── RECORDS PROVIDED ──
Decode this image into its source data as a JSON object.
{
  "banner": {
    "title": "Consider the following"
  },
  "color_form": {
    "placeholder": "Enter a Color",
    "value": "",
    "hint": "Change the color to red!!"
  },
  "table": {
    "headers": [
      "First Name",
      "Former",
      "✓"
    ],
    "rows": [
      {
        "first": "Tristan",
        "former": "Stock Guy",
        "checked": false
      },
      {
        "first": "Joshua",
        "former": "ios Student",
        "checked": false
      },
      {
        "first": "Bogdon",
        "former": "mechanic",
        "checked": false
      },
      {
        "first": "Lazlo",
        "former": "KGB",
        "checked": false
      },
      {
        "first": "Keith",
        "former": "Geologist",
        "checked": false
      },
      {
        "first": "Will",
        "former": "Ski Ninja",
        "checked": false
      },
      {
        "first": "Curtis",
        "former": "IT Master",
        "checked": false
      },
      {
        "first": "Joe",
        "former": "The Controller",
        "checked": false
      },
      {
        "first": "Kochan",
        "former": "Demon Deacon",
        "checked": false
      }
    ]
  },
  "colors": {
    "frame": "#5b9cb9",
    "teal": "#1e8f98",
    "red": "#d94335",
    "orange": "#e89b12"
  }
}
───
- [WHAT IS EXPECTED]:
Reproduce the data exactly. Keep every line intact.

- [RESPONSE AREA]:
Decode this image into its source data as a JSON object.
{
  "banner": {
    "title": "Consider the following"
  },
  "color_form": {
    "placeholder": "Enter a Color",
    "value": "",
    "hint": "Change the color to red!!"
  },
  "table": {
    "headers": [
      "First Name",
      "Former",
      "✓"
    ],
    "rows": [
      {
        "first": "Tristan",
        "former": "Stock Guy",
        "checked": false
      },
      {
        "first": "Joshua",
        "former": "ios Student",
        "checked": false
      },
      {
        "first": "Bogdon",
        "former": "mechanic",
        "checked": false
      },
      {
        "first": "Lazlo",
        "former": "KGB",
        "checked": false
      },
      {
        "first": "Keith",
        "former": "Geologist",
        "checked": false
      },
      {
        "first": "Will",
        "former": "Ski Ninja",
        "checked": false
      },
      {
        "first": "Curtis",
        "former": "IT Master",
        "checked": false
      },
      {
        "first": "Joe",
        "former": "The Controller",
        "checked": false
      },
      {
        "first": "Kochan",
        "former": "Demon Deacon",
        "checked": false
      }
    ]
  },
  "colors": {
    "frame": "#5b9cb9",
    "teal": "#1e8f98",
    "red": "#d94335",
    "orange": "#e89b12"
  }
}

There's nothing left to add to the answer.